17th June 2011
80 per cent of the world’s lecturers are not needed any longer
The world of education is due for an intensive overhaul. The current model where low quality lecturers individually tutor small groups of students is due for a total revamp.
With the coming of high speed internet, all we need is ONE good lecturer in economics in the entire world, ONE good lecturer in science, and so on. And we are done. All others can be asked do something more productive with their time. (Of course, that is a simplification; maybe we need two lecturers each, not just one.)
That one lecturer's lectures can be posted on youtube (or somewhere) and listened to by students throughout the world. They then don't need to attend mediocre lectures.
All that is needed, after that, is lower quality (and therefore lower paid) tutors who will grade students' assignments.
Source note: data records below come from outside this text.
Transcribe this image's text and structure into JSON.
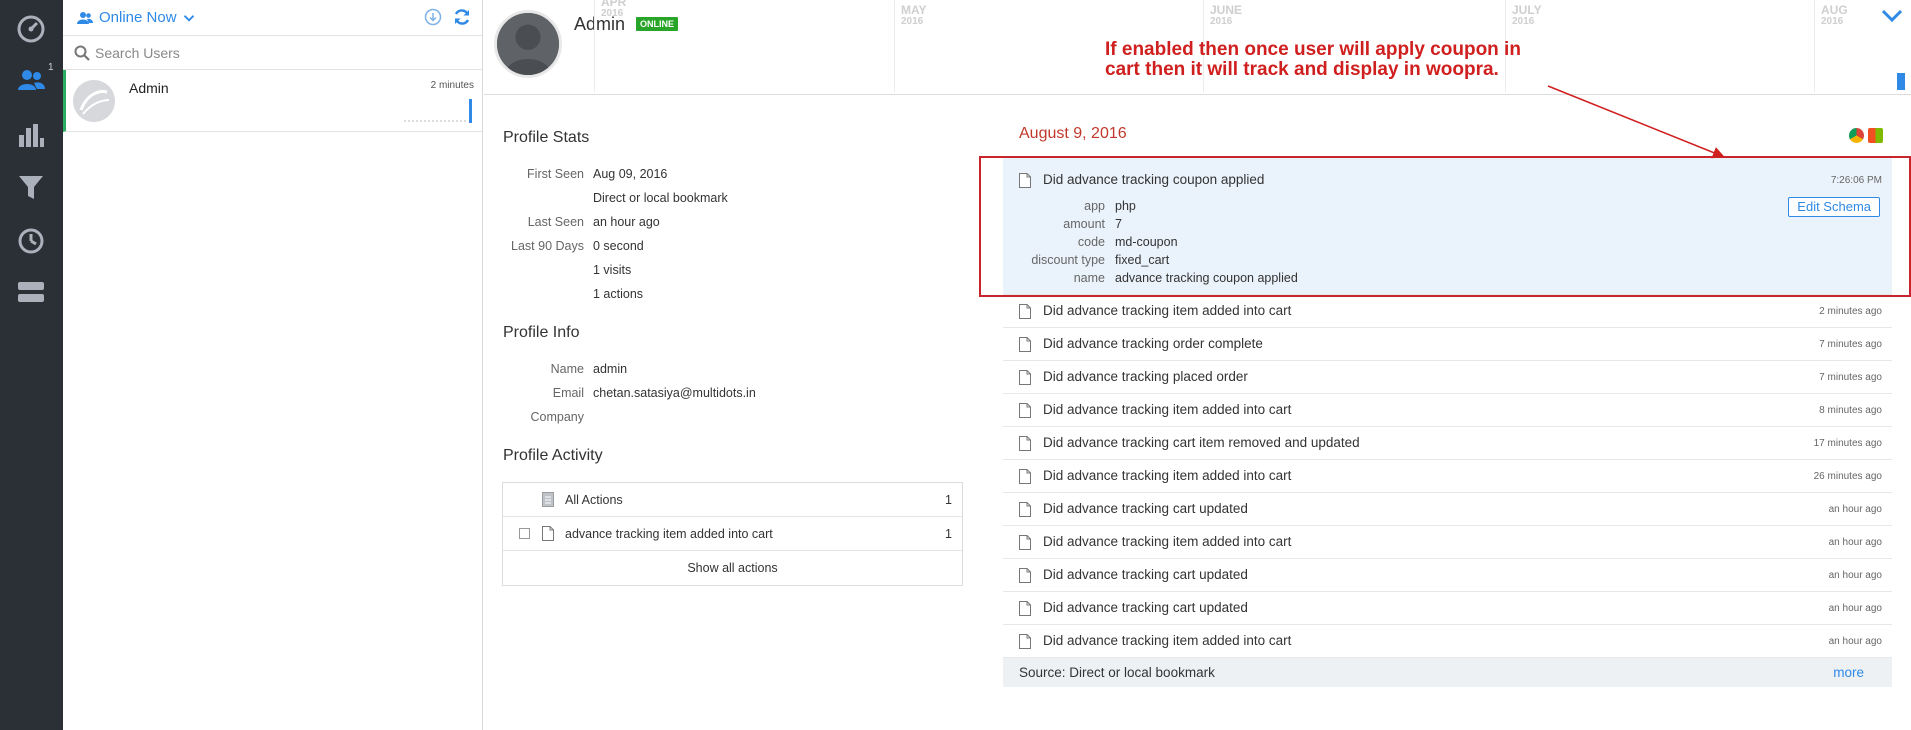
{
  "rail": {
    "badge": "1",
    "icons": [
      "dashboard-icon",
      "people-icon",
      "bar-chart-icon",
      "funnel-icon",
      "retention-icon",
      "toggle-icon"
    ]
  },
  "users": {
    "filter_label": "Online Now",
    "search_placeholder": "Search Users",
    "list": [
      {
        "name": "Admin",
        "time": "2 minutes"
      }
    ]
  },
  "profile": {
    "name": "Admin",
    "status_badge": "ONLINE",
    "timeline": [
      {
        "month": "APR",
        "year": "2016"
      },
      {
        "month": "MAY",
        "year": "2016"
      },
      {
        "month": "JUNE",
        "year": "2016"
      },
      {
        "month": "JULY",
        "year": "2016"
      },
      {
        "month": "AUG",
        "year": "2016"
      }
    ]
  },
  "stats": {
    "title": "Profile Stats",
    "first_seen_label": "First Seen",
    "first_seen": "Aug 09, 2016",
    "first_seen_source": "Direct or local bookmark",
    "last_seen_label": "Last Seen",
    "last_seen": "an hour ago",
    "last90_label": "Last 90 Days",
    "last90_time": "0 second",
    "last90_visits": "1 visits",
    "last90_actions": "1 actions"
  },
  "info": {
    "title": "Profile Info",
    "name_label": "Name",
    "name": "admin",
    "email_label": "Email",
    "email": "chetan.satasiya@multidots.in",
    "company_label": "Company"
  },
  "activity": {
    "title": "Profile Activity",
    "rows": [
      {
        "label": "All Actions",
        "count": "1"
      },
      {
        "label": "advance tracking item added into cart",
        "count": "1"
      }
    ],
    "show_all": "Show all actions"
  },
  "events": {
    "date": "August 9, 2016",
    "expanded": {
      "title": "Did advance tracking coupon applied",
      "time": "7:26:06 PM",
      "edit_schema": "Edit Schema",
      "props": [
        {
          "key": "app",
          "value": "php"
        },
        {
          "key": "amount",
          "value": "7"
        },
        {
          "key": "code",
          "value": "md-coupon"
        },
        {
          "key": "discount type",
          "value": "fixed_cart"
        },
        {
          "key": "name",
          "value": "advance tracking coupon applied"
        }
      ]
    },
    "list": [
      {
        "title": "Did advance tracking item added into cart",
        "time": "2 minutes ago"
      },
      {
        "title": "Did advance tracking order complete",
        "time": "7 minutes ago"
      },
      {
        "title": "Did advance tracking placed order",
        "time": "7 minutes ago"
      },
      {
        "title": "Did advance tracking item added into cart",
        "time": "8 minutes ago"
      },
      {
        "title": "Did advance tracking cart item removed and updated",
        "time": "17 minutes ago"
      },
      {
        "title": "Did advance tracking item added into cart",
        "time": "26 minutes ago"
      },
      {
        "title": "Did advance tracking cart updated",
        "time": "an hour ago"
      },
      {
        "title": "Did advance tracking item added into cart",
        "time": "an hour ago"
      },
      {
        "title": "Did advance tracking cart updated",
        "time": "an hour ago"
      },
      {
        "title": "Did advance tracking cart updated",
        "time": "an hour ago"
      },
      {
        "title": "Did advance tracking item added into cart",
        "time": "an hour ago"
      }
    ],
    "source": "Source: Direct or local bookmark",
    "more": "more"
  },
  "annotation": {
    "line1": "If enabled then once user will apply coupon in",
    "line2": "cart then it will track and display in woopra."
  },
  "colors": {
    "accent": "#2e8ae6",
    "online": "#28a428",
    "annotation": "#d01f1f",
    "rail": "#2b2f36"
  }
}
That way one lecturer could teach 2 million students, assisted by 10,000 tutors, instead of having 10,000 lecturers.
We will still need high end professors to teach and supervise doctoral students, and school teachers to teach school kids (who need to be personally supervised).
But a middle layer – of ordinary lecturers (perhaps 80% of them) – can now be given the pink slip.
Consider the Khan Academy. There is no reason why it can't provide college level education as well, thus replacing most lecturers across the world.
Lecture notes can be placed online as well (already happening at MIT).
The world must become more productive. Old models are no longer relevant.